Items from a dataset:
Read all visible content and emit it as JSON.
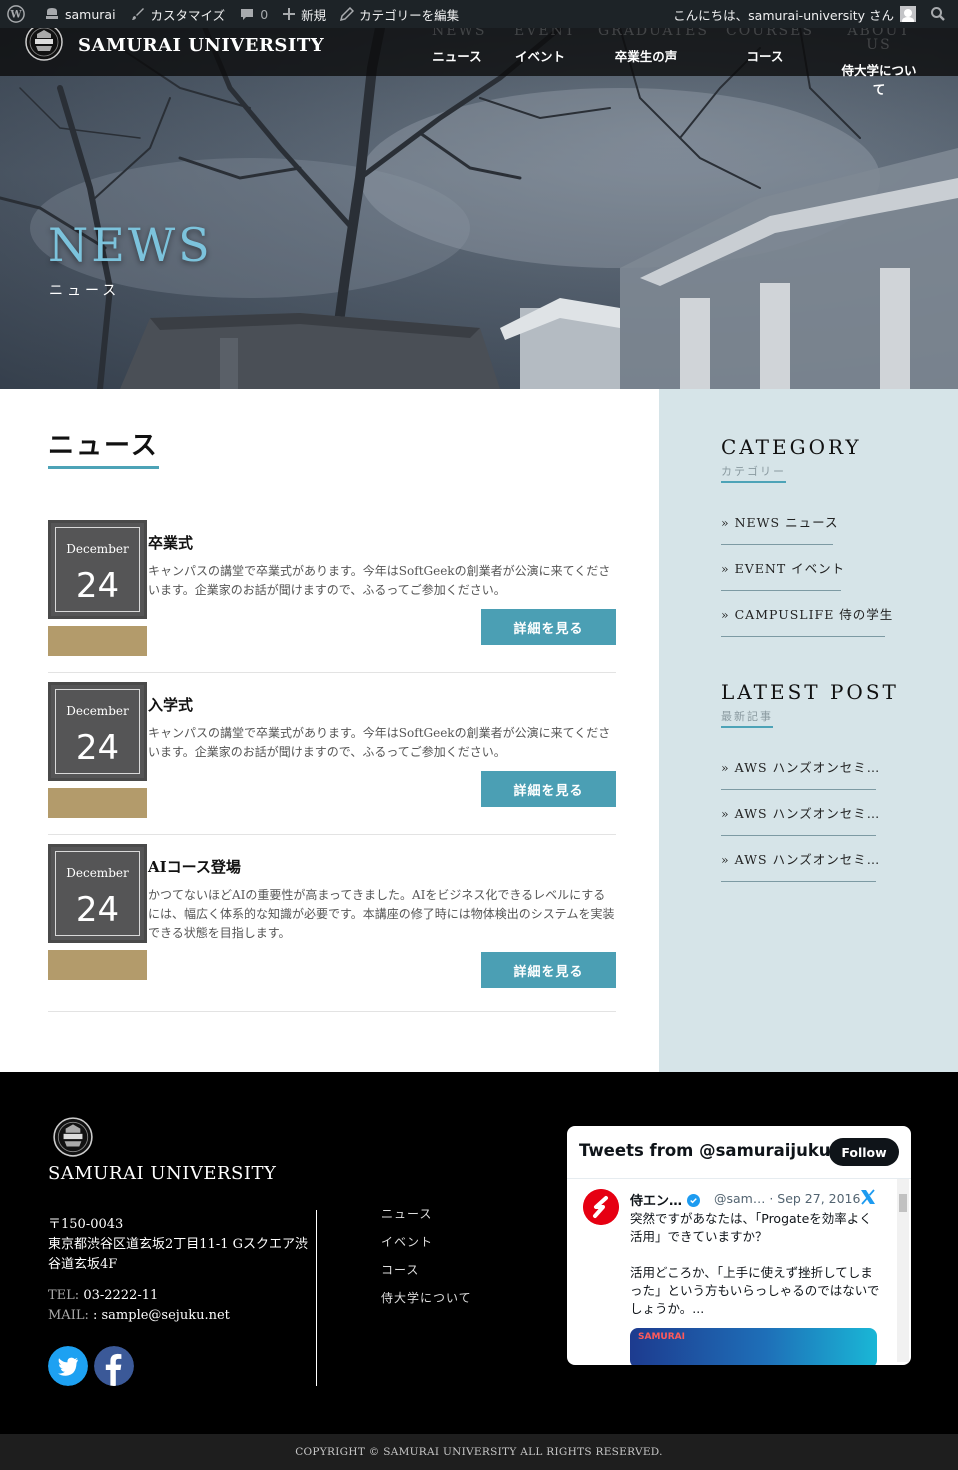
{
  "admin_bar": {
    "site_name": "samurai",
    "customize": "カスタマイズ",
    "comments_count": "0",
    "new": "新規",
    "edit_category": "カテゴリーを編集",
    "greeting": "こんにちは、samurai-university さん"
  },
  "header": {
    "site_title": "SAMURAI UNIVERSITY",
    "nav": [
      {
        "en": "NEWS",
        "ja": "ニュース"
      },
      {
        "en": "EVENT",
        "ja": "イベント"
      },
      {
        "en": "GRADUATES",
        "ja": "卒業生の声"
      },
      {
        "en": "COURSES",
        "ja": "コース"
      },
      {
        "en": "ABOUT US",
        "ja": "侍大学について"
      }
    ]
  },
  "hero": {
    "title_en": "NEWS",
    "title_ja": "ニュース"
  },
  "main": {
    "page_title": "ニュース",
    "posts": [
      {
        "month": "December",
        "day": "24",
        "title": "卒業式",
        "excerpt": "キャンパスの講堂で卒業式があります。今年はSoftGeekの創業者が公演に来てくださいます。企業家のお話が聞けますので、ふるってご参加ください。",
        "button": "詳細を見る"
      },
      {
        "month": "December",
        "day": "24",
        "title": "入学式",
        "excerpt": "キャンパスの講堂で卒業式があります。今年はSoftGeekの創業者が公演に来てくださいます。企業家のお話が聞けますので、ふるってご参加ください。",
        "button": "詳細を見る"
      },
      {
        "month": "December",
        "day": "24",
        "title": "AIコース登場",
        "excerpt": "かつてないほどAIの重要性が高まってきました。AIをビジネス化できるレベルにするには、幅広く体系的な知識が必要です。本講座の修了時には物体検出のシステムを実装できる状態を目指します。",
        "button": "詳細を見る"
      }
    ]
  },
  "sidebar": {
    "category": {
      "title": "CATEGORY",
      "sub": "カテゴリー",
      "items": [
        "» NEWS ニュース",
        "» EVENT イベント",
        "» CAMPUSLIFE 侍の学生"
      ]
    },
    "latest": {
      "title": "LATEST POST",
      "sub": "最新記事",
      "items": [
        "» AWS ハンズオンセミ…",
        "» AWS ハンズオンセミ…",
        "» AWS ハンズオンセミ…"
      ]
    }
  },
  "footer": {
    "site_title": "SAMURAI UNIVERSITY",
    "zip": "〒150-0043",
    "address_line1": "東京都渋谷区道玄坂2丁目11-1 Gスクエア渋",
    "address_line2": "谷道玄坂4F",
    "tel_label": "TEL:",
    "tel": "03-2222-11",
    "mail_label": "MAIL:",
    "mail": ": sample@sejuku.net",
    "nav": [
      "ニュース",
      "イベント",
      "コース",
      "侍大学について"
    ],
    "twitter_widget": {
      "header": "Tweets from @samuraijuku",
      "follow": "Follow",
      "name": "侍エン…",
      "handle": "@sam… · Sep 27, 2016",
      "text": "突然ですがあなたは、「Progateを効率よく活用」できていますか？\n\n活用どころか、「上手に使えず挫折してしまった」という方もいらっしゃるのではないでしょうか。...",
      "image_label": "SAMURAI"
    },
    "copyright": "COPYRIGHT © SAMURAI UNIVERSITY ALL RIGHTS RESERVED."
  },
  "colors": {
    "accent": "#4da3b7",
    "button": "#4b9fb4",
    "category_bar": "#b39b6b",
    "sidebar_bg": "#d6e4e8",
    "hero_title": "#7cc3dc"
  },
  "icons": [
    "wordpress-icon",
    "home-icon",
    "brush-icon",
    "comment-icon",
    "plus-icon",
    "pencil-icon",
    "avatar-icon",
    "search-icon",
    "twitter-icon",
    "facebook-icon",
    "verified-icon",
    "x-logo-icon"
  ]
}
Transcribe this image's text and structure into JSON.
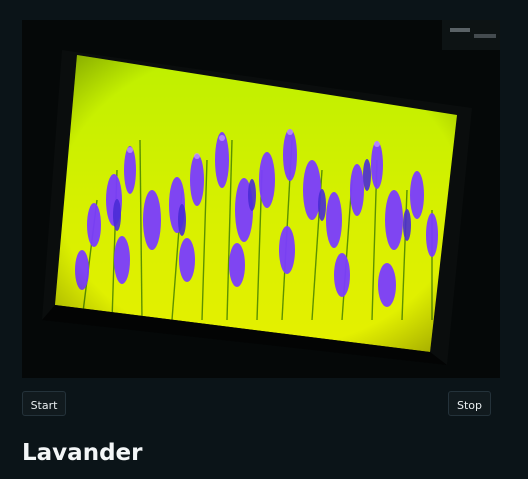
{
  "preview": {
    "content": "camera-feed",
    "subject": "lavender-flowers-photo-on-monitor",
    "colors": {
      "background": "#0b1418",
      "frame": "#050808",
      "lime": "#b8f000",
      "yellow": "#e8f000",
      "purple": "#7b3cff",
      "violet": "#4a2bd6"
    }
  },
  "controls": {
    "start_label": "Start",
    "stop_label": "Stop"
  },
  "page": {
    "title": "Lavander"
  }
}
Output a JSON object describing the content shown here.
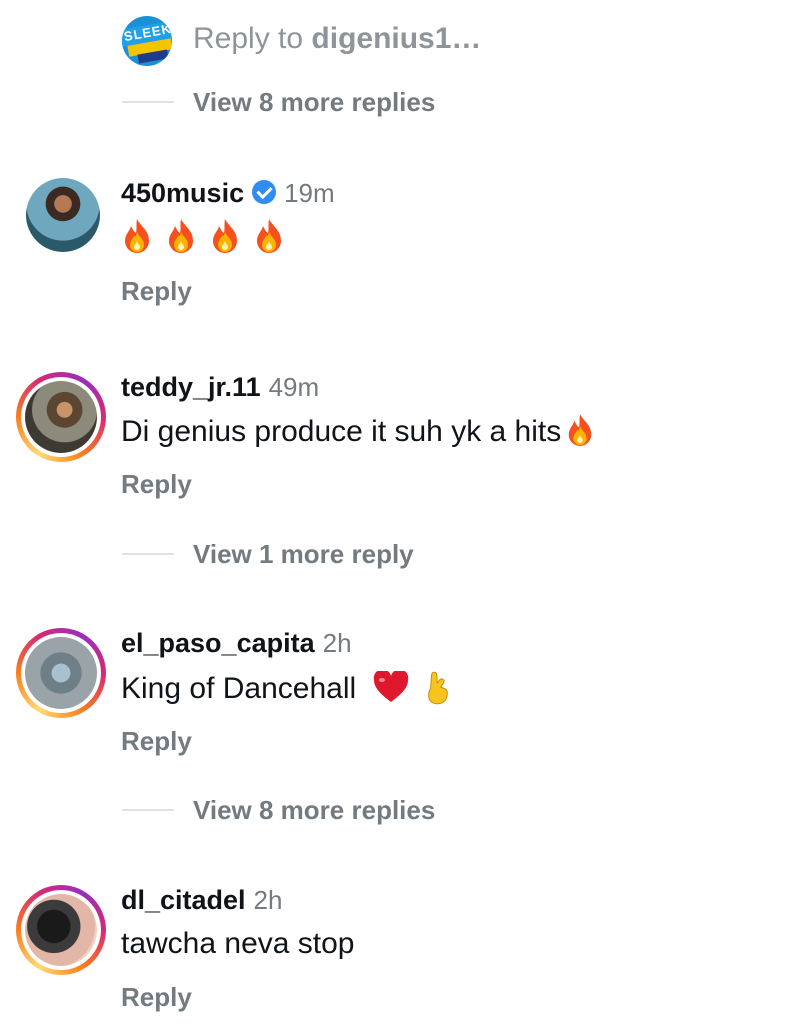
{
  "reply_to": {
    "label": "Reply to",
    "target": "digenius1…",
    "avatar_text": "SLEEK"
  },
  "view_more_1": "View 8 more replies",
  "comments": [
    {
      "username": "450music",
      "verified": true,
      "time": "19m",
      "text": "🔥🔥🔥🔥",
      "reply": "Reply"
    },
    {
      "username": "teddy_jr.11",
      "verified": false,
      "time": "49m",
      "text": "Di genius produce it suh yk a hits",
      "reply": "Reply",
      "view_more": "View 1 more reply"
    },
    {
      "username": "el_paso_capita",
      "verified": false,
      "time": "2h",
      "text": "King of Dancehall",
      "reply": "Reply",
      "view_more": "View 8 more replies"
    },
    {
      "username": "dl_citadel",
      "verified": false,
      "time": "2h",
      "text": "tawcha neva stop",
      "reply": "Reply"
    }
  ],
  "colors": {
    "muted_text": "#737a80",
    "verified_blue": "#2f8cf0",
    "story_ring": "#d62976"
  }
}
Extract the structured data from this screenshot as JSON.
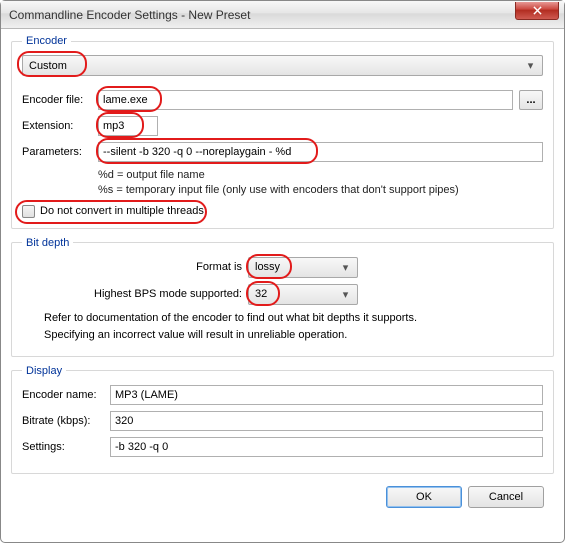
{
  "window": {
    "title": "Commandline Encoder Settings - New Preset"
  },
  "encoder_group": {
    "legend": "Encoder",
    "preset_dropdown": "Custom",
    "encoder_file_label": "Encoder file:",
    "encoder_file_value": "lame.exe",
    "browse": "...",
    "extension_label": "Extension:",
    "extension_value": "mp3",
    "parameters_label": "Parameters:",
    "parameters_value": "--silent -b 320 -q 0 --noreplaygain - %d",
    "hint_line1": "%d = output file name",
    "hint_line2": "%s = temporary input file (only use with encoders that don't support pipes)",
    "multithread_label": "Do not convert in multiple threads"
  },
  "bitdepth_group": {
    "legend": "Bit depth",
    "format_label": "Format is",
    "format_value": "lossy",
    "bps_label": "Highest BPS mode supported:",
    "bps_value": "32",
    "note_line1": "Refer to documentation of the encoder to find out what bit depths it supports.",
    "note_line2": "Specifying an incorrect value will result in unreliable operation."
  },
  "display_group": {
    "legend": "Display",
    "encoder_name_label": "Encoder name:",
    "encoder_name_value": "MP3 (LAME)",
    "bitrate_label": "Bitrate (kbps):",
    "bitrate_value": "320",
    "settings_label": "Settings:",
    "settings_value": "-b 320 -q 0"
  },
  "buttons": {
    "ok": "OK",
    "cancel": "Cancel"
  }
}
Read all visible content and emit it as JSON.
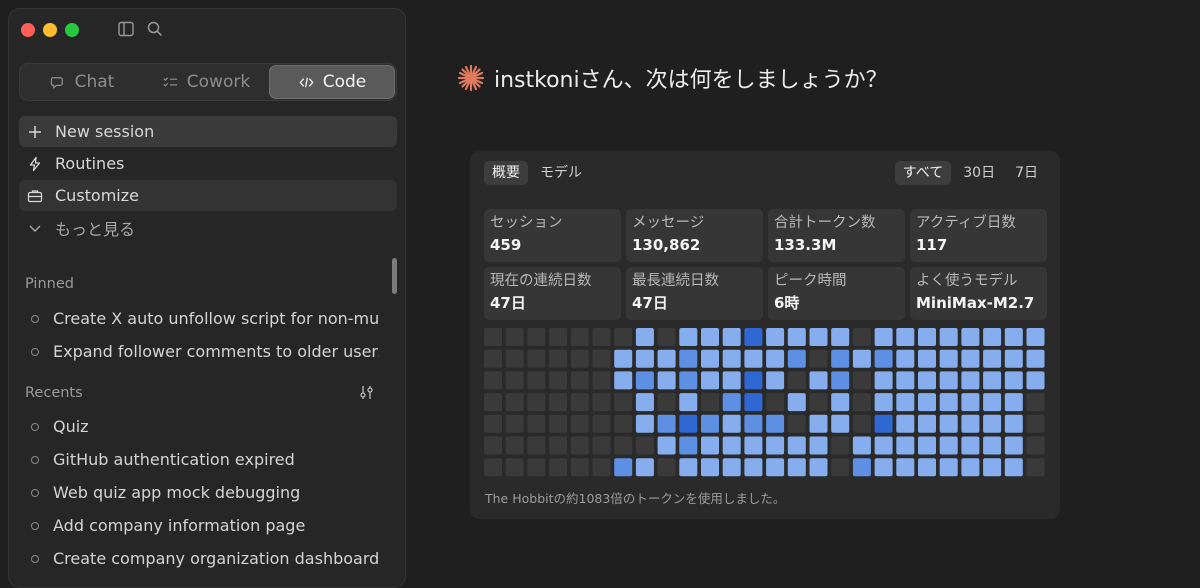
{
  "sidebar": {
    "segments": [
      {
        "label": "Chat",
        "icon": "chat-bubbles-icon",
        "active": false
      },
      {
        "label": "Cowork",
        "icon": "checklist-icon",
        "active": false
      },
      {
        "label": "Code",
        "icon": "code-brackets-icon",
        "active": true
      }
    ],
    "nav": [
      {
        "label": "New session",
        "icon": "plus-icon"
      },
      {
        "label": "Routines",
        "icon": "lightning-icon"
      },
      {
        "label": "Customize",
        "icon": "briefcase-icon"
      },
      {
        "label": "もっと見る",
        "icon": "chevron-down-icon"
      }
    ],
    "pinned_title": "Pinned",
    "pinned": [
      "Create X auto unfollow script for non-mutu",
      "Expand follower comments to older users"
    ],
    "recents_title": "Recents",
    "recents": [
      "Quiz",
      "GitHub authentication expired",
      "Web quiz app mock debugging",
      "Add company information page",
      "Create company organization dashboard"
    ]
  },
  "main": {
    "greeting": "instkoniさん、次は何をしましょうか？",
    "accent": "#e07a5f",
    "stats_card": {
      "tabs_left": [
        {
          "label": "概要",
          "active": true
        },
        {
          "label": "モデル",
          "active": false
        }
      ],
      "tabs_right": [
        {
          "label": "すべて",
          "active": true
        },
        {
          "label": "30日",
          "active": false
        },
        {
          "label": "7日",
          "active": false
        }
      ],
      "stats": [
        {
          "label": "セッション",
          "value": "459"
        },
        {
          "label": "メッセージ",
          "value": "130,862"
        },
        {
          "label": "合計トークン数",
          "value": "133.3M"
        },
        {
          "label": "アクティブ日数",
          "value": "117"
        },
        {
          "label": "現在の連続日数",
          "value": "47日"
        },
        {
          "label": "最長連続日数",
          "value": "47日"
        },
        {
          "label": "ピーク時間",
          "value": "6時"
        },
        {
          "label": "よく使うモデル",
          "value": "MiniMax-M2.7"
        }
      ],
      "heatmap_palette": [
        "#3a3a3a",
        "#a9c8f4",
        "#86aeee",
        "#5d8fe3",
        "#2f67d3"
      ],
      "heatmap_levels": [
        [
          0,
          0,
          0,
          0,
          0,
          0,
          0,
          2,
          0,
          2,
          2,
          2,
          4,
          2,
          2,
          2,
          2,
          0,
          2,
          2,
          2,
          2,
          2,
          2,
          2,
          2
        ],
        [
          0,
          0,
          0,
          0,
          0,
          0,
          2,
          2,
          2,
          3,
          2,
          2,
          2,
          2,
          3,
          0,
          3,
          2,
          3,
          2,
          2,
          2,
          2,
          2,
          2,
          2
        ],
        [
          0,
          0,
          0,
          0,
          0,
          0,
          2,
          3,
          2,
          3,
          2,
          2,
          4,
          2,
          0,
          2,
          3,
          0,
          2,
          2,
          2,
          2,
          2,
          2,
          2,
          2
        ],
        [
          0,
          0,
          0,
          0,
          0,
          0,
          0,
          2,
          0,
          2,
          0,
          3,
          4,
          0,
          2,
          0,
          2,
          0,
          2,
          2,
          2,
          2,
          2,
          2,
          2,
          0
        ],
        [
          0,
          0,
          0,
          0,
          0,
          0,
          0,
          2,
          3,
          4,
          3,
          2,
          3,
          3,
          0,
          2,
          2,
          0,
          4,
          2,
          2,
          2,
          2,
          2,
          2,
          0
        ],
        [
          0,
          0,
          0,
          0,
          0,
          0,
          0,
          0,
          2,
          3,
          2,
          2,
          2,
          2,
          2,
          2,
          0,
          2,
          2,
          2,
          2,
          2,
          2,
          2,
          2,
          0
        ],
        [
          0,
          0,
          0,
          0,
          0,
          0,
          3,
          2,
          0,
          2,
          2,
          2,
          2,
          2,
          2,
          2,
          0,
          3,
          2,
          2,
          2,
          2,
          2,
          2,
          2,
          0
        ]
      ],
      "footnote": "The Hobbitの約1083倍のトークンを使用しました。"
    }
  }
}
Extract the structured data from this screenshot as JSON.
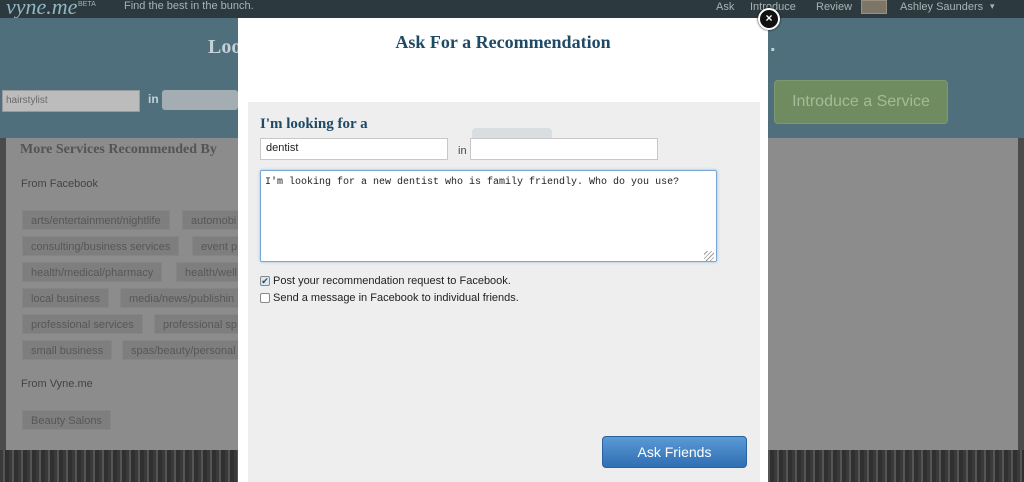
{
  "topbar": {
    "logo": "vyne.me",
    "beta": "BETA",
    "tagline": "Find the best in the bunch.",
    "nav": [
      "Ask",
      "Introduce",
      "Review"
    ],
    "user_name": "Ashley Saunders",
    "caret": "▾"
  },
  "hero": {
    "title_fragment": "Loo",
    "title_end": ".",
    "search_value": "hairstylist",
    "in_label": "in",
    "introduce_button": "Introduce a Service"
  },
  "services": {
    "title": "More Services Recommended By",
    "facebook_label": "From Facebook",
    "facebook_tags": [
      [
        "arts/entertainment/nightlife",
        "automobi"
      ],
      [
        "consulting/business services",
        "event p"
      ],
      [
        "health/medical/pharmacy",
        "health/well"
      ],
      [
        "local business",
        "media/news/publishin"
      ],
      [
        "professional services",
        "professional sp"
      ],
      [
        "small business",
        "spas/beauty/personal"
      ]
    ],
    "vyne_label": "From Vyne.me",
    "vyne_tags": [
      "Beauty Salons"
    ]
  },
  "modal": {
    "title": "Ask For a Recommendation",
    "looking_label": "I'm looking for a",
    "service_value": "dentist",
    "in_label": "in",
    "location_value": "",
    "message": "I'm looking for a new dentist who is family friendly. Who do you use?",
    "post_to_facebook": {
      "label": "Post your recommendation request to Facebook.",
      "checked": true
    },
    "send_message": {
      "label": "Send a message in Facebook to individual friends.",
      "checked": false
    },
    "ask_button": "Ask Friends",
    "close_glyph": "×"
  }
}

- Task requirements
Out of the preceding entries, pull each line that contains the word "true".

- Answer box
      "verified": true,
        "active": true
          "active": true
          "active": true
      "checked": true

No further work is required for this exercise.